Lamar Jackson experienced something similar with the Baltimore Ravens, whose coaching staff changed its offensive approach to facilitate and nurture his unique skill set. Jackson regressed some this past season, but he was named the league's MVP last year. 

The No. 1 overall pick in the 2018 draft, Baker Mayfield, followed a path more in line with Darnold in that the Cleveland Browns changed coaches and systems multiple times early in his career. New head coach Kevin Stefanski and the quality coaches he brought with him finally allowed Mayfield to blossom, and there are no longer questions about who will lead the team after an 11-5 campaign and postseason appearance. 

Some semblance of cohesion should help the young players on the Jets roster looking for direction. Darnold, who won't turn 24 until June, is two years younger than Mayfield, a year behind Allen and a few months Jackson's junior. 

The Jets' previous organizational instability coupled with Darnold's age and potential make a quarterback change less likely than believed a few months ago. 
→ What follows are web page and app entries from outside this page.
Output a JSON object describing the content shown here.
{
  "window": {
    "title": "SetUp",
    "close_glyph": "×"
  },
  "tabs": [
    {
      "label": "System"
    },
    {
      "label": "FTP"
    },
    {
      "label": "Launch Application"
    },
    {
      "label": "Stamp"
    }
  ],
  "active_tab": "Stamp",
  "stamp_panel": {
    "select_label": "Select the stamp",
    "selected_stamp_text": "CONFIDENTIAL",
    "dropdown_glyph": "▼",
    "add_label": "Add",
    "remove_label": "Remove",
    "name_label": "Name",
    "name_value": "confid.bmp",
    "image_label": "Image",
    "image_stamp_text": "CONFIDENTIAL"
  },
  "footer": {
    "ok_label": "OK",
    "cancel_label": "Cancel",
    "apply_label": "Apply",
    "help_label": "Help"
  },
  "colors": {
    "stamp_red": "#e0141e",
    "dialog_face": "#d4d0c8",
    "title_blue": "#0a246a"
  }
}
"They like [Darnold] a lot," another candidate for the head coaching job said when asked about ownership's quarterback prospect, per Cimini

Bill Kostroun/Associated Press
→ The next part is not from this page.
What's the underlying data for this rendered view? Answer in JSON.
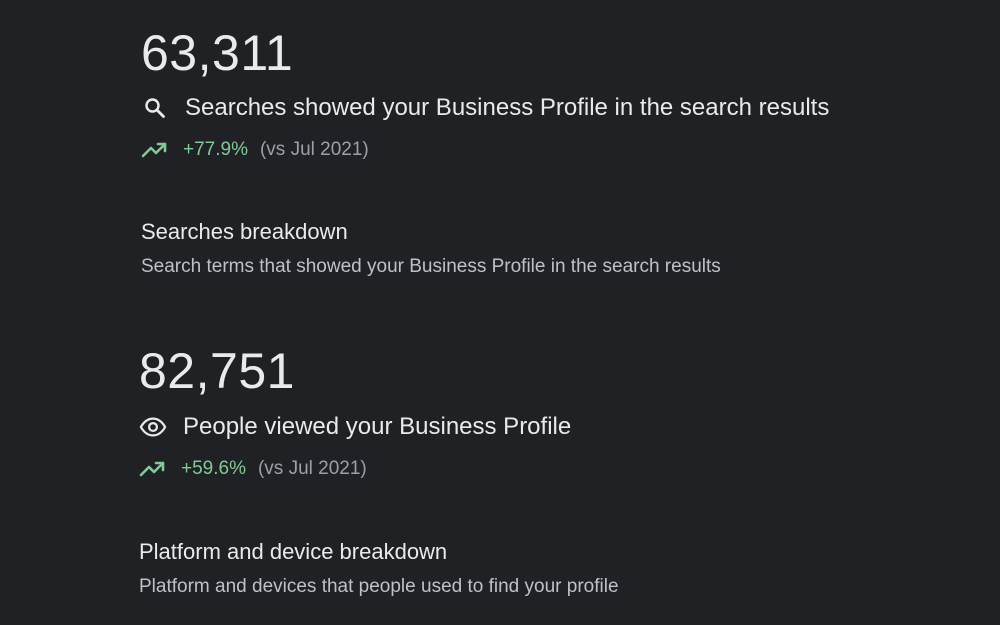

LaFleur's offensive scheme should borrow from, if not outright imitate, Kyle Shanahan's quarterback-friendly system. The 49ers' former passing coordinator figures to bring elements of bootleg action and pocket movement to take advantage of Darnold's strengths as an off-platform thrower. The Jets should let him grow into a proven offense, especially one that should set him up for success. 

If the Jets do keep Darnold as their starter, they'll have a ton of options with the No. 2 pick.
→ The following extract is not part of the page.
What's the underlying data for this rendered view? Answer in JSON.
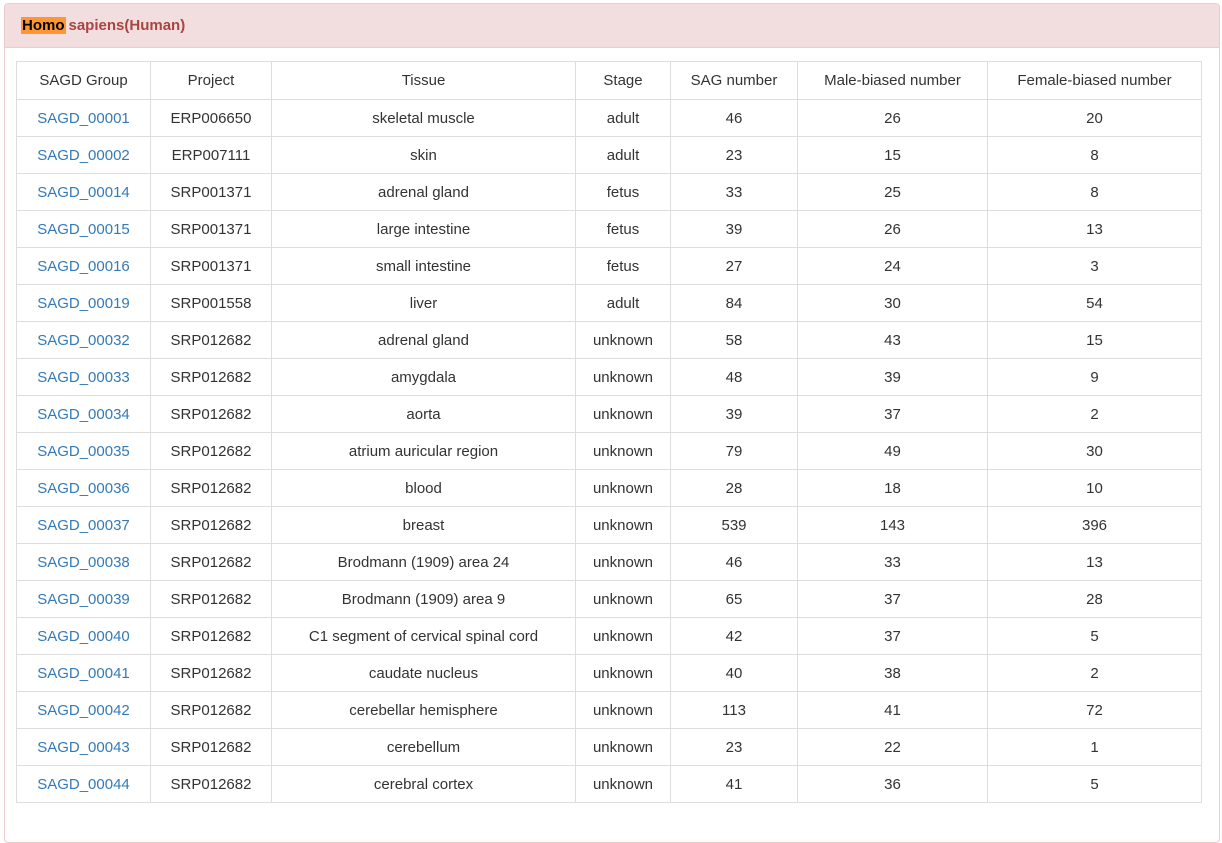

A number of teams around the league will be searching for quarterback help this offseason. Multiple teams within the top 10 of the draft desperately need upgrades, and the Jets should entertain whichever one wants to move up and take its preferred prospect once Lawrence is off the board. 

The Atlanta Falcons (fourth overall), Detroit Lions (seventh overall) and Carolina Panthers (eighth overall) should all be in play. The Falcons and Lions have decisions to make regarding their current starters, Matt Ryan and Matthew Stafford, respectively. The Panthers still have Teddy Bridgewater under contract for another two years, but he seems more like a bridge to another starter. 

The Jets can look to their trade for Darnold as the asking price from any of those teams. Three years ago, they traded the No. 6 overall pick and three second-rounders to move up to No. 3 to take Darnold.

The Falcons, Lions and Panthers shouldn't be the Jets' only trade options, though. 

Seth Wenig/Associated Press

The Washington Football Team (19th overall), Chicago Bears (20th overall) and Indianapolis Colts (21st overall) could each make aggressive moves up the draft board. The Bills moved up twice to select Allen—from 21st to 12th to seventh—by giving up a pair of second-round picks, a fifth-rounder and veteran offensive lineman Cordy Glenn.

Everything depends on what Jets general manager Joe Douglas is willing to accept in return for the No. 2 pick. New York already owns an additional first-round pick (23rd overall) thanks to the Jamal Adams trade. 

Adding even more draft picks—whether this year or in the future—will allow Douglas to build a better roster around Darnold.

The offense currently lacks a consistent threat among the outside wide receivers. Running back Frank Gore, who turns 38 in May, isn't likely to return after leading the team with 653 rushing yards. Tight end Chris Herndon didn't develop as expected, though some of his issues are likely scheme/quarterback-related. Still, the Jets could upgrade at the position. The offensive line could also use another addition or two, even after last year's investments. 

It makes far more sense for the Jets to take a holistic approach rather than thinking a single player will create a drastic change, especially when there's no reason to give up on Darnold's untapped potential.

To do so, they should put the No. 2 overall pick up for sale.


Brent Sobleski covers the NFL for Bleacher Report. Follow him on Twitter, @brentsobleski.


The latest in the sports world, emailed daily.